In your country, your culture, is tobacco consumption regulated? If it is the case, do you think this regulation is justified? Too strict? Not strict enough? Is it customary to smoke in the street, in public transports, at the office, in hospitals, restaurants, and in hotels at breakfast? Are there many places that sell cigarettes, cigars, tobacco? Are there any helps to quit smoking?
In many European Union countries, such as France and Belgium since 2007, but also Switzerland and Canada, smoking is banned in public places, such as in public transports. Smoking is banned in all enclosed and covered areas open to the public or serving as a workplace: offices, hospitals, shops,
train stations, underground car parks.
In Europe, smoking is allowed on café or restaurant outside sitting areas, or in smoking rooms that have a ventilation system. This is not the case in Canada.
An increasing number of people sometimes use electronic cigarettes to quit smoking tobacco, the “classic” cigarette. Just like cigarettes, vaping (smoking an electronic cigarette) is prohibited in public places.

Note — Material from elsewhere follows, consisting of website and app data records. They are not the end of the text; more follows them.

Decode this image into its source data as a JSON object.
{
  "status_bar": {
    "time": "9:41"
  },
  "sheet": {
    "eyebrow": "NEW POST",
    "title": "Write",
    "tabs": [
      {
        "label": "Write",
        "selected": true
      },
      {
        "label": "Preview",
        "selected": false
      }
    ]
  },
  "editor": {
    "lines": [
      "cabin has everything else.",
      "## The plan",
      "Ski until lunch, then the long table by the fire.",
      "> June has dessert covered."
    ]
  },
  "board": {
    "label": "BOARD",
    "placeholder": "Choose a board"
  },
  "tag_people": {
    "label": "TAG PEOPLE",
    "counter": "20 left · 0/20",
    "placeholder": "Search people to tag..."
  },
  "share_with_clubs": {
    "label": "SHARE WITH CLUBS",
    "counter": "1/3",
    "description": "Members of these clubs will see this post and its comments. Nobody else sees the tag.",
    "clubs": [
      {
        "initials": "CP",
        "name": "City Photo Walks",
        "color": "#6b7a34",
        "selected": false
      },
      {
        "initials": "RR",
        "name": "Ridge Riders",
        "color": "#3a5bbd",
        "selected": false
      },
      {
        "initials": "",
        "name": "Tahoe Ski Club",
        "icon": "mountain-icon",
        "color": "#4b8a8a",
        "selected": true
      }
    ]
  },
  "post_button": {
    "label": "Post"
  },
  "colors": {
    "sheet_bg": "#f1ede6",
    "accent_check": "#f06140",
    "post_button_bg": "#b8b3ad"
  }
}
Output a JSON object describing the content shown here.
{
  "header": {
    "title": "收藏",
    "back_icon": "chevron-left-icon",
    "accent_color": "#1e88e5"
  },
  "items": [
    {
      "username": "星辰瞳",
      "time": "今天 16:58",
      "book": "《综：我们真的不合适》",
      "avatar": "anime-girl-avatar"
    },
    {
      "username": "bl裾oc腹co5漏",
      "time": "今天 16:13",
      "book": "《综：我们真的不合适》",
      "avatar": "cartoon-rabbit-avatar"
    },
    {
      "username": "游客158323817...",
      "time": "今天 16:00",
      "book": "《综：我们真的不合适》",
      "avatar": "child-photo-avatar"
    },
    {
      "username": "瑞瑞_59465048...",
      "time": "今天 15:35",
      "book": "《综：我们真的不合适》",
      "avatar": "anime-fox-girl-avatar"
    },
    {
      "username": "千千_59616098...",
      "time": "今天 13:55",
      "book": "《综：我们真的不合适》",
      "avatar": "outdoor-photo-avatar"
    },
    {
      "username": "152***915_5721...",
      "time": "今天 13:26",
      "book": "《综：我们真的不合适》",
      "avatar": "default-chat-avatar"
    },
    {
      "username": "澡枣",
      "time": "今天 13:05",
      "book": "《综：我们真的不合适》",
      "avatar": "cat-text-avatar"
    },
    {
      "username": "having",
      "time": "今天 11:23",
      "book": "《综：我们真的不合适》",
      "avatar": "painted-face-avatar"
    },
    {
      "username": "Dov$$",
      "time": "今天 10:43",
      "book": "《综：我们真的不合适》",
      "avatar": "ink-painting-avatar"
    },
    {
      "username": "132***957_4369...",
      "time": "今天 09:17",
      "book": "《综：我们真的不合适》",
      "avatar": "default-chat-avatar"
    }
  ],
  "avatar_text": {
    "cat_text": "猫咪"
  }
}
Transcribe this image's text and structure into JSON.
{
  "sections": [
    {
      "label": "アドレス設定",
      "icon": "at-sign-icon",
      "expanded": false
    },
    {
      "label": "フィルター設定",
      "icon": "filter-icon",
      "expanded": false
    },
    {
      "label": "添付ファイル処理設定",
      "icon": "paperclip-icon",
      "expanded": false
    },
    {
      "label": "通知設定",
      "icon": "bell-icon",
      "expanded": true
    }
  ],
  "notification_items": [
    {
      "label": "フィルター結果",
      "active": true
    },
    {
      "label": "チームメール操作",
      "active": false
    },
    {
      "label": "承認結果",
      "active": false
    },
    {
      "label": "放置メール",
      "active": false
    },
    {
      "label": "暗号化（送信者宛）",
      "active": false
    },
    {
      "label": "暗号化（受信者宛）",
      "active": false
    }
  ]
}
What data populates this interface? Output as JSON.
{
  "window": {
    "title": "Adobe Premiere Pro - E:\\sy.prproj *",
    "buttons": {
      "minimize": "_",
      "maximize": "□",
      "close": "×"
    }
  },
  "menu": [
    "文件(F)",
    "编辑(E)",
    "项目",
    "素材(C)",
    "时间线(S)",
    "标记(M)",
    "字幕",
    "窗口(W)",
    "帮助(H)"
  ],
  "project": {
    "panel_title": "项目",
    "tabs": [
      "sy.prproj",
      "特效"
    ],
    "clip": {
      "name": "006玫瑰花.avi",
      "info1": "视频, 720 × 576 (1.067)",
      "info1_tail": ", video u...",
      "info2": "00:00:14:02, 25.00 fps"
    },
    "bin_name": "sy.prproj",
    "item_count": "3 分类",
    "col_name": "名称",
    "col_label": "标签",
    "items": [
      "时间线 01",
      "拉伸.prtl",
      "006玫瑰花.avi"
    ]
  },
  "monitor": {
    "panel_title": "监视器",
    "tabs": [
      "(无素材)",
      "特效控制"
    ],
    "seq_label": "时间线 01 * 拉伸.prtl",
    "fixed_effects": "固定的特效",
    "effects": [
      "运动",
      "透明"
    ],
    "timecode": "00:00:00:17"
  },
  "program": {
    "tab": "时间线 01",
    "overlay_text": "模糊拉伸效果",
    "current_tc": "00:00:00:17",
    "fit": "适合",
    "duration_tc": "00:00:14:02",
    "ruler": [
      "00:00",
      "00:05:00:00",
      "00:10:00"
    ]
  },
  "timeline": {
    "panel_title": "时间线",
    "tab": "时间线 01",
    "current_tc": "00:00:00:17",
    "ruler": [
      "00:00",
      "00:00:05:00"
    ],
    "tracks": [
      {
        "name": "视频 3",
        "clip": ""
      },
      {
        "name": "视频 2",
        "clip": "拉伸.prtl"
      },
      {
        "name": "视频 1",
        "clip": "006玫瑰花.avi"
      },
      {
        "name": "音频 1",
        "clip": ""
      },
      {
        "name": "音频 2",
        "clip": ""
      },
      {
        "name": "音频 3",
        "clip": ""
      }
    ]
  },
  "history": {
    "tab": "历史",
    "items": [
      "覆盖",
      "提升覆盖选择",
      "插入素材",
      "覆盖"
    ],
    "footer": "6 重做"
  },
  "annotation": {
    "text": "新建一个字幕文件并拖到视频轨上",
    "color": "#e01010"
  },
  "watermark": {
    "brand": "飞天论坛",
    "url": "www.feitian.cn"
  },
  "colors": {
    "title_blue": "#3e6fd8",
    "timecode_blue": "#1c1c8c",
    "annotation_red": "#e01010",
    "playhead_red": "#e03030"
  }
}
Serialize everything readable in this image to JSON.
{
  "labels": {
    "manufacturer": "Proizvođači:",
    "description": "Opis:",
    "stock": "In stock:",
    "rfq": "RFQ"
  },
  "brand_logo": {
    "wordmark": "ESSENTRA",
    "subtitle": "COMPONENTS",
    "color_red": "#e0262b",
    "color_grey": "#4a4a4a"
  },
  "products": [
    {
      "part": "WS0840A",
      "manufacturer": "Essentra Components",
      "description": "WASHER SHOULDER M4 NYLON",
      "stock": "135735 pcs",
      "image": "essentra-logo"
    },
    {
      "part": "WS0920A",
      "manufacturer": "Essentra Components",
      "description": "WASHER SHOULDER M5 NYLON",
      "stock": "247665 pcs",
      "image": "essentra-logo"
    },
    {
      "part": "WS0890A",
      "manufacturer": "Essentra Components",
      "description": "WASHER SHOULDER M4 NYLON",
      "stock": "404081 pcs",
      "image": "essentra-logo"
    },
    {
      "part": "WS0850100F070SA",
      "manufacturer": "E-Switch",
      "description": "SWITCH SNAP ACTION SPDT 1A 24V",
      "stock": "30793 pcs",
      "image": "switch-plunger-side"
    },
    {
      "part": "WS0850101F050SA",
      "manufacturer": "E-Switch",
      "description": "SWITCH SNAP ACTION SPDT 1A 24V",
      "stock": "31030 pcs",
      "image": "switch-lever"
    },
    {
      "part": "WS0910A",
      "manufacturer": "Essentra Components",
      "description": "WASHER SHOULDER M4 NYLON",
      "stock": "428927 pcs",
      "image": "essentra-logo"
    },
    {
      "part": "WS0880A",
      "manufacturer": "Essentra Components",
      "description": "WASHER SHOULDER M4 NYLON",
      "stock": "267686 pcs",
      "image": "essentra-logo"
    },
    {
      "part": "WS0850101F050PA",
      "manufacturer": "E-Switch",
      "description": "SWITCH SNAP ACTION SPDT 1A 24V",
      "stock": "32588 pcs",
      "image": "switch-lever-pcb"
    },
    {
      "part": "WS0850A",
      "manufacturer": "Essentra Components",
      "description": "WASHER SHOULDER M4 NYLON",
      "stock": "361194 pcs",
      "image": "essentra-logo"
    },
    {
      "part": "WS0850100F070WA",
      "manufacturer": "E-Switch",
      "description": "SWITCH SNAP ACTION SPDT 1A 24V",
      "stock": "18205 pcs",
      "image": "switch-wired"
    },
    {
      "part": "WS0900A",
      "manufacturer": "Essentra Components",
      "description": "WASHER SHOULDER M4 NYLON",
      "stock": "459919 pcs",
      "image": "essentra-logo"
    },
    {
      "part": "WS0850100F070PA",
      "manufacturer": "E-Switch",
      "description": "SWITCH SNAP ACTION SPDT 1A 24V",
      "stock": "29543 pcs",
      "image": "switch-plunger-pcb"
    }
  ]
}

Nowadays, there are many ways to quit smoking: patches, gums, hypnosis, etc. The ban on smoking in public places has reduced passive smoking: non-smokers are less exposed to cigarette smoke, which is harmful to people’s health.According to the WHO
, 182 countries have signed a convention to warn of the hazards of tobacco
and fight against smoking
through various means (prevention campaigns, ban on tobacco advertising, etc.)
In 2020, 22.3% of the global population used tobacco – 36.7% of all men and 7.8% of the world’s women. In France, according to the Santé Publique France
website, in 2020, more than 3 in 10 adults (18-75 years old) smoked (31.8% of the population), and a quarter reported smoking every day (25.5%).